interinterrupt our repose. What was the effect the right lionourablegentJerr.an boasted? what was the lecuritv wehad bought? Oar flwt is scarce dismantled, our seamen are scarcely turned adrift, before, with anogance and info] ;:ce, we effer our /neifiation to two contending Powers. 1 hat mediation was rejected with contempt, as it well deserved, and we are obliged to arm again: and for what had we interfered ? To prevent, as we are to conjecture^ Russia from becoming so strong, as to endanger the balance of powrr in fUrope! It was a speculation not unworthy any politician, to consider whether, in effect, Russia, by her conquests to the >outh, was increasing in strngth and power: for his parr, he considered every accession of territory to her in that quarter, as an accession cf weakness; that her empire, by extension, became more unwieldy, and less t,o be re.td.-d , and if that were really the cafe, the true policy to be pursued, the true method to prevent her becoming formidable to the tranquillity of Europe, would be to suffvr her to pursue her schemes to the South; to suffer her to fight, and weaken herself. Ia his opinion, Russia could only be formidable, when her attention was entirely applied to her northern possessions, and when the momentum of her vast empire was given to Petersburg; and upon this subject he desired to remark the contrariety of opinion adopted bv the Minister. It had been said by a right honourable friend of his on a former occalion, and had not at any time bean denied by Administration, wherefore he mould take it for granted to be true, that Great Britain, in concert with the King of Prussia, had stirred up the Porte to make war upon the Empress: the apprehensions then entertained were, that her attention was tfoo much alive in the North, and this scheme was to divert it towards the South: now, circumstances were entirely reversed, and ail our sears were of her aggrandisement in the South. But let the idea be carried to its farthest extent, and suppose that the Empress could realize all her imputed views of ambition, and get possession of Constantinople, and expel the Turks from all their European provinces ! would any unprejudiced, impartial man contend, that by such an event mankind would not be largely benefited? Would any man contend, that by the expulsion of a race of beings, whose wretched, abominable tyranny proscribed the arts and literature, and every thing that was good and great and amiable, would not conduce to the happiness and prosperity of the world?

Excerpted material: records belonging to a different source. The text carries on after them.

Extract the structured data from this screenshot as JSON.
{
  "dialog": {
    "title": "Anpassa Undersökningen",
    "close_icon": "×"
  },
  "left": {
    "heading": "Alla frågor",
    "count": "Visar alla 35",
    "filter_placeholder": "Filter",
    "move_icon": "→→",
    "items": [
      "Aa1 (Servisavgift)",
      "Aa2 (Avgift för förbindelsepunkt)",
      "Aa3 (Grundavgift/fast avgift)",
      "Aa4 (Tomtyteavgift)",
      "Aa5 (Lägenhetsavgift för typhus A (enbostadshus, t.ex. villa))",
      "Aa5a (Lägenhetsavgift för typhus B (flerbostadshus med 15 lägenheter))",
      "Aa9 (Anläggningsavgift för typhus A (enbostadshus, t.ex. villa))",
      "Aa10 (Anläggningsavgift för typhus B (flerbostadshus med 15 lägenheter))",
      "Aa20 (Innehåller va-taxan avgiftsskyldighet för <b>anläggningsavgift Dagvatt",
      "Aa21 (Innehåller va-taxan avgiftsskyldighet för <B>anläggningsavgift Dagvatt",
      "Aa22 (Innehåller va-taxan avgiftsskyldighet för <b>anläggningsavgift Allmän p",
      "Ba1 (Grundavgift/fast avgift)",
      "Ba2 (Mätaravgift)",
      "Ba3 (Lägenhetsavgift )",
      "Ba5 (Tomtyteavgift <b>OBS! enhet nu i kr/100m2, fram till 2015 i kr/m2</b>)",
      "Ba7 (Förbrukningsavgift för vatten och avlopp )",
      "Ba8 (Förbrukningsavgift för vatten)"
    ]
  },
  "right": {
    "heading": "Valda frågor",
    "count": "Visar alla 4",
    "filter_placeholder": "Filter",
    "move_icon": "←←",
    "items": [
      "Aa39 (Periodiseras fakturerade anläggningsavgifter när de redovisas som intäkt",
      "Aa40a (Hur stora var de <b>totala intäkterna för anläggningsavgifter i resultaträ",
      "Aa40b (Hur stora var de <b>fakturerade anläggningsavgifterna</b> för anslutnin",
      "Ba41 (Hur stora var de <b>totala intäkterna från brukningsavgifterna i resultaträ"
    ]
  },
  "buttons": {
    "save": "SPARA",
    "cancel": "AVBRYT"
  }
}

He was convinced it would : those countries endowed by nature with every advantage, and suffering by oppression the most abject misery, would revive, and be productive of sources of commerce beneficial to every nation. This was an event, with which the paltry consideration of the nice adjustment of the Vox.. XXIX. T balance